### WHAT YOU HAVE TO DO
Could you tally the lines in the listing below that include the word "JSON"? Respond with the total alone.

⟨

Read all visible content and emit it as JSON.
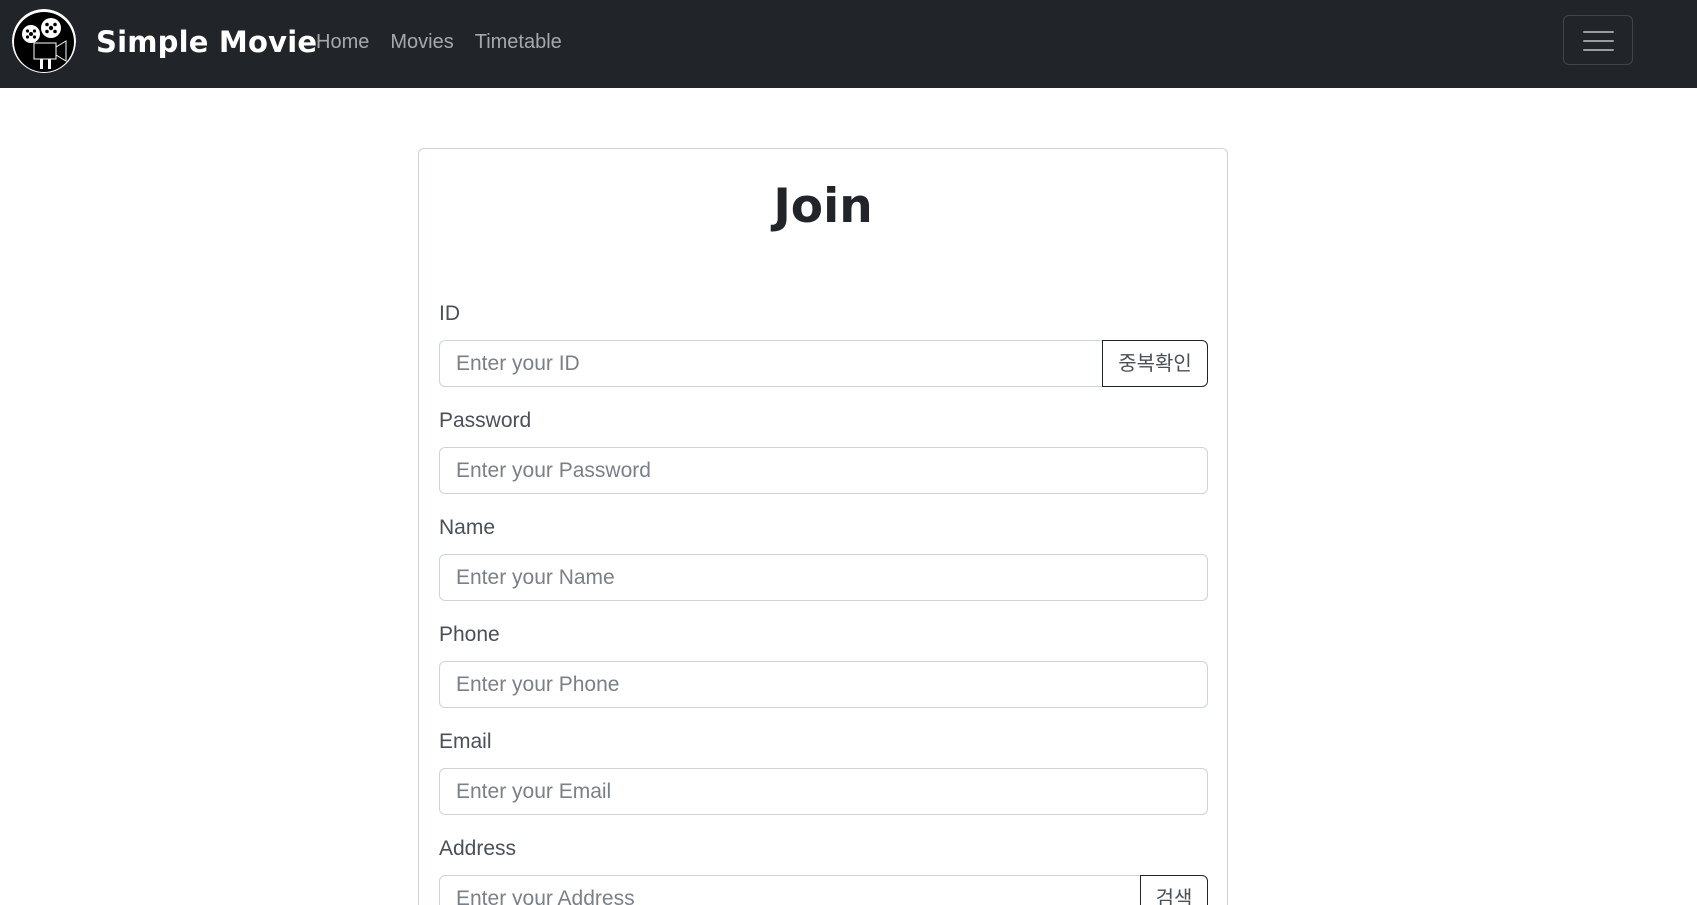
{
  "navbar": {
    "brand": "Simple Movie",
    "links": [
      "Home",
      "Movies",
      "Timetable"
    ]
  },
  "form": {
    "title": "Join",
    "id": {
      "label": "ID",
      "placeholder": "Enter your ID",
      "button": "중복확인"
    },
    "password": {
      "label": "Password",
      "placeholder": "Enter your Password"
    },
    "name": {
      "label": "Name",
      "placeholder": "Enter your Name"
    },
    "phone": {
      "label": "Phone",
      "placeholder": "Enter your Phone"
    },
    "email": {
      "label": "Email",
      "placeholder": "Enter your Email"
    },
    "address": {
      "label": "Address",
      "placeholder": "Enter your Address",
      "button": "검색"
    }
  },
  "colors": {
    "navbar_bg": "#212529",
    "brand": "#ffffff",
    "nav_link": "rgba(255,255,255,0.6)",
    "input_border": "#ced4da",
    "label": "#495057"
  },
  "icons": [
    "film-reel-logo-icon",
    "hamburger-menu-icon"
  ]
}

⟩
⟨

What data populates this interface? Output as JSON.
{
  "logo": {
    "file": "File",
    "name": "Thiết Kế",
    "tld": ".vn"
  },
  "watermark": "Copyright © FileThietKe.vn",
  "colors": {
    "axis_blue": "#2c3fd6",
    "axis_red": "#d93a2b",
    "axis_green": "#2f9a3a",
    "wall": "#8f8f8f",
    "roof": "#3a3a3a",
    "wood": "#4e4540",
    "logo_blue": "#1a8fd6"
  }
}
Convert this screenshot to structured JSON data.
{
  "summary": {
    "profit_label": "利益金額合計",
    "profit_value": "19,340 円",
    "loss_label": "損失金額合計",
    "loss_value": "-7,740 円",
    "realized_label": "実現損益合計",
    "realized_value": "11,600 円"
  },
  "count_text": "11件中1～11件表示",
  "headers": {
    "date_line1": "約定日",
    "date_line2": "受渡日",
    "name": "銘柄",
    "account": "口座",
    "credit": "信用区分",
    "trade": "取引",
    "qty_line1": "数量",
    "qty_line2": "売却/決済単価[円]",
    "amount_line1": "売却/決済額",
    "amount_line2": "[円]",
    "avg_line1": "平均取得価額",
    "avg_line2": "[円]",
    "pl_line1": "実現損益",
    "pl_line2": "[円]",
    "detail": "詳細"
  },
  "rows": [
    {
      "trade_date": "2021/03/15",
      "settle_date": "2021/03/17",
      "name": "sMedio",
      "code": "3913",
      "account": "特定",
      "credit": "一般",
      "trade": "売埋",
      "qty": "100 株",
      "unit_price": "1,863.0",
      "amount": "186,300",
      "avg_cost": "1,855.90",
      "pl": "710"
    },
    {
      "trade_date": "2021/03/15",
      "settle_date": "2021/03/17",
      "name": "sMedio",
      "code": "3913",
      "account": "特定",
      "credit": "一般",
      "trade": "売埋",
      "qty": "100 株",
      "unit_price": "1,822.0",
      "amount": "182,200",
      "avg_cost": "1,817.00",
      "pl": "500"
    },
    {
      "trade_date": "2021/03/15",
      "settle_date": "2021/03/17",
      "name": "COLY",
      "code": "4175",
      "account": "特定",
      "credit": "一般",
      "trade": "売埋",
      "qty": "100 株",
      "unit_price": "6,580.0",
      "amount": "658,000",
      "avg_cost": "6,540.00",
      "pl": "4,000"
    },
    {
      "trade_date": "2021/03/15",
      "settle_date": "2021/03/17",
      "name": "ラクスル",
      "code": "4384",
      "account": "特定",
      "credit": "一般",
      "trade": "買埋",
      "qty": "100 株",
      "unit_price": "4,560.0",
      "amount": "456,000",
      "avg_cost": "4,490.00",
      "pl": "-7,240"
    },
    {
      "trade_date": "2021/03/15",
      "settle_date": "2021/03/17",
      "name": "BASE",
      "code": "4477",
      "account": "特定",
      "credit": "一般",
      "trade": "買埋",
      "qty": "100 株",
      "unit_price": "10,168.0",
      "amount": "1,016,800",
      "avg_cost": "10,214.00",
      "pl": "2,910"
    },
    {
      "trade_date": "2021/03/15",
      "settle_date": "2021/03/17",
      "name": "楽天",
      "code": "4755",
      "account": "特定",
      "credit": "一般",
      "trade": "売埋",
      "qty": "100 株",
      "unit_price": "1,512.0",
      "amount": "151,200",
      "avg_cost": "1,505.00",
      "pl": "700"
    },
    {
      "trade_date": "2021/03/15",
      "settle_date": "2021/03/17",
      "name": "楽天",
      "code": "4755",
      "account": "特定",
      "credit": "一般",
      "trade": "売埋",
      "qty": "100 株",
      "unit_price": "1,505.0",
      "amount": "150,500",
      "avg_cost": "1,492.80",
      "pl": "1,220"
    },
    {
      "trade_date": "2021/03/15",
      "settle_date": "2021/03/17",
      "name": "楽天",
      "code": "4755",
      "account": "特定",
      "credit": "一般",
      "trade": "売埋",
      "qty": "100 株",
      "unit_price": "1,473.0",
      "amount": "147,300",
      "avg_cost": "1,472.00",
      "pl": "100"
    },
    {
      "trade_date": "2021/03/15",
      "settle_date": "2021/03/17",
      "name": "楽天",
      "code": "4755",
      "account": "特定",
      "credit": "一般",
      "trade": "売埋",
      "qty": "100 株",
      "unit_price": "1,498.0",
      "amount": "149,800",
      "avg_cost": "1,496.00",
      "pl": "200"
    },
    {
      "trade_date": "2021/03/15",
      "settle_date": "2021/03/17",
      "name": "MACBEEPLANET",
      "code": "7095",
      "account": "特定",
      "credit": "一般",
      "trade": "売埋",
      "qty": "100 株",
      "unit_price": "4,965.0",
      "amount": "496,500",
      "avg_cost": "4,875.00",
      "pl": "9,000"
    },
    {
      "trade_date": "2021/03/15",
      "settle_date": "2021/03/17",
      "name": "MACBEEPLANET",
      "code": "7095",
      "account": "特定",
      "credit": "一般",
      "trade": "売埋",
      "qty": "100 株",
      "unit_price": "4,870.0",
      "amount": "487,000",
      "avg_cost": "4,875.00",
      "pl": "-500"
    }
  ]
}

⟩

### REPLY TO THE TASK
3